Report on Clause 6 of Assam Accord
- 13 Aug 2020
- 4 min read
Why in News
Recently, a Ministry of Home Affairs appointed committee on implementation of Clause 6 of the Assam Accord has proposed a definition for ‘Assamese people’ in its report.
- The 14-member committee, headed by the High Court judge Biplab Kumar Sarma was set up in 2019 following widespread protests against the Citizenship Amendment Act, 2019.
- Assam Accord:
- It was a tripartite accord signed between the Government of India, State Government of Assam and the leaders of the Assam Movement in 1985.
- The signing of the Accord led to the conclusion of a six-year agitation that was launched by the All Assam Students’ Union (AASU) in 1979, demanding the identification and deportation of illegal immigrants from Assam.
- It sets a cut-off of midnight of 24th March 1971, for the detection of illegal foreigners in Assam.
- However, the demand was for detection and deportation of migrants who had illegally entered Assam after 1951.
- Clause 6 of the Accord:
- It says that constitutional, legislative and administrative safeguards, as may be appropriate, shall be provided to protect, preserve and promote the cultural, social, linguistic identity and heritage of the Assamese people.
- The committee chaired by Biplab Kumar Sarma was constituted to define ‘Assamese People’ and institute safeguards for them.
- Recommendation of the Committee:
- Definition of Assamese: The report proposes January 1951 as the cut-off date for any Indian citizen residing in Assam to be defined as an Assamese for the purpose of implementing Clause 6.
- Reservation for Assamese: The report seeks reservation for Assamese in Parliament, state assembly, local bodies.

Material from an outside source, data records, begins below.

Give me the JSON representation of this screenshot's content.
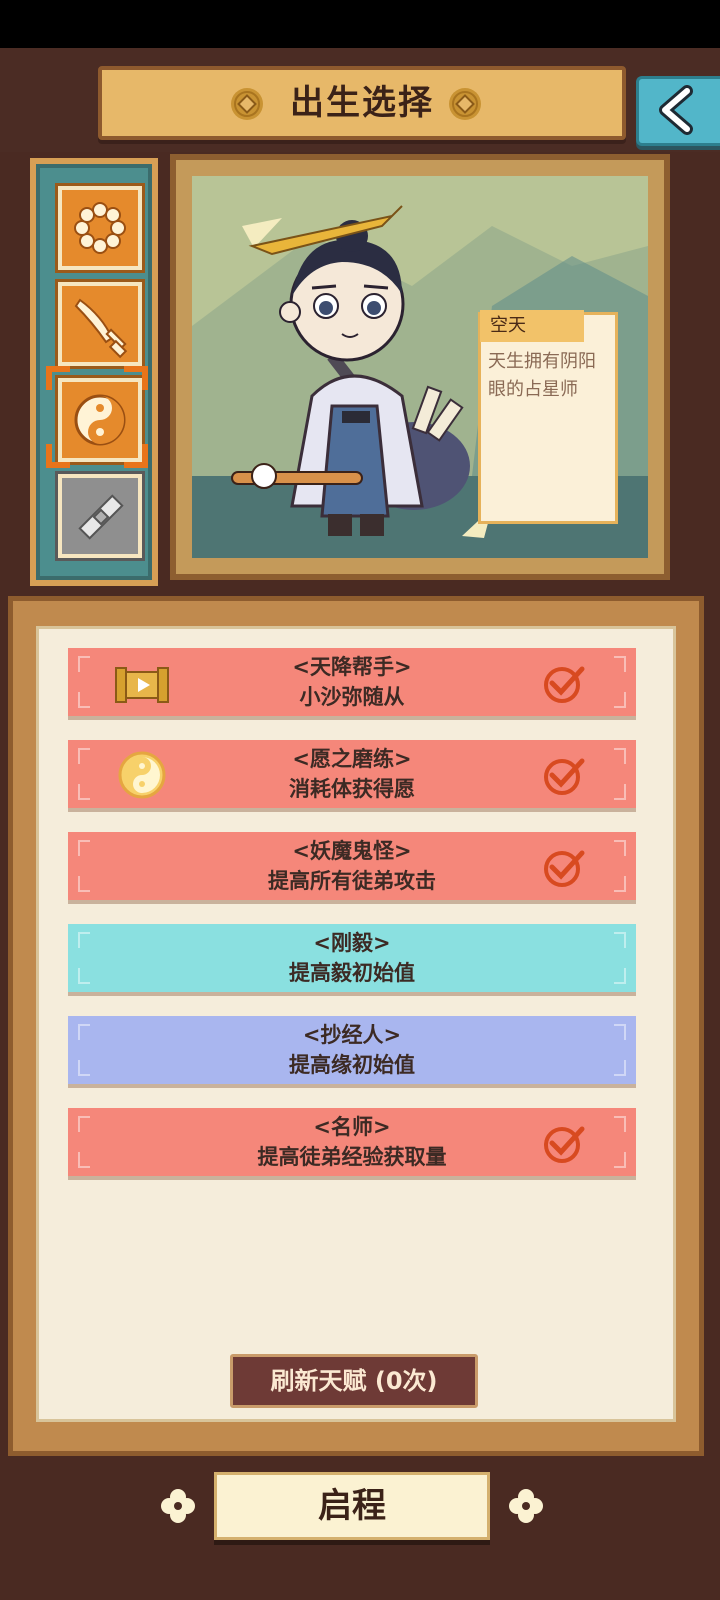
{
  "header": {
    "title": "出生选择"
  },
  "side_tabs": [
    {
      "icon": "beads-icon",
      "active": false
    },
    {
      "icon": "sword-icon",
      "active": false
    },
    {
      "icon": "yinyang-icon",
      "active": true
    },
    {
      "icon": "locked-scroll-icon",
      "active": false
    }
  ],
  "character": {
    "name": "空天",
    "description": "天生拥有阴阳眼的占星师"
  },
  "talents": [
    {
      "title": "<天降帮手>",
      "desc": "小沙弥随从",
      "color": "red",
      "icon": "video-scroll-icon",
      "checked": true
    },
    {
      "title": "<愿之磨练>",
      "desc": "消耗体获得愿",
      "color": "red",
      "icon": "yinyang-coin-icon",
      "checked": true
    },
    {
      "title": "<妖魔鬼怪>",
      "desc": "提高所有徒弟攻击",
      "color": "red",
      "icon": null,
      "checked": true
    },
    {
      "title": "<刚毅>",
      "desc": "提高毅初始值",
      "color": "cyan",
      "icon": null,
      "checked": false
    },
    {
      "title": "<抄经人>",
      "desc": "提高缘初始值",
      "color": "blue",
      "icon": null,
      "checked": false
    },
    {
      "title": "<名师>",
      "desc": "提高徒弟经验获取量",
      "color": "red",
      "icon": null,
      "checked": true
    }
  ],
  "refresh_label": "刷新天赋 (0次)",
  "start_label": "启程",
  "colors": {
    "talent_red": "#f5877a",
    "talent_cyan": "#8ae0e0",
    "talent_blue": "#a9b6ef",
    "accent_orange": "#e58a2c",
    "plaque_gold": "#e7b869"
  }
}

It recommended creating an Upper House (Legislative Council of Assam) whose seats will be reserved for the ‘Assamese people’.
- The report also seeks quotas in government jobs.
- Regulation of Outsiders: The report recommends regulation of entry of people from other states into Assam, which include the implementation of an Inner Line Permit (ILP) regime in the state.
- The ILP is a system in which a special permit is required by people from other regions of India to visit the state.
- Currently the ILP is applicable in Manipur, Arunachal Pradesh, Nagaland and Mizoram.
- Other Rights: The report also talks about issues related to land and land rights, linguistic, cultural and social rights and protection of the state’s resources and biodiversity.
- Issues Involved:
- According to the recommendations, people who migrated between 1951 and 1971, including large sections of post-Partition refugees, would be Indian citizens under the Assam Accord and the National Register of Citizens (NRC), but they would not be eligible for safeguards meant for “Assamese people” under Clause 6 of the Accord.
- East Bengal migrants who entered Assam before 1951 would be considered Assamese.
- There is no mechanism to prove that a person has been in Assam prior to 1951.
- The 1951 NRC is not available in several parts of the state and the current NRC being made uses 1971 as a cut-off.
- The key legal and constitutional issue that needs to be considered is whether the definition of an Assamese or a Bengali or a Punjabi or a Tamil define her/his Indian-ness or an Indian citizenship.
- The definition of Assamese is connected to the NRC process as the Assam Accord cannot be reviewed in isolation of one clause or the other.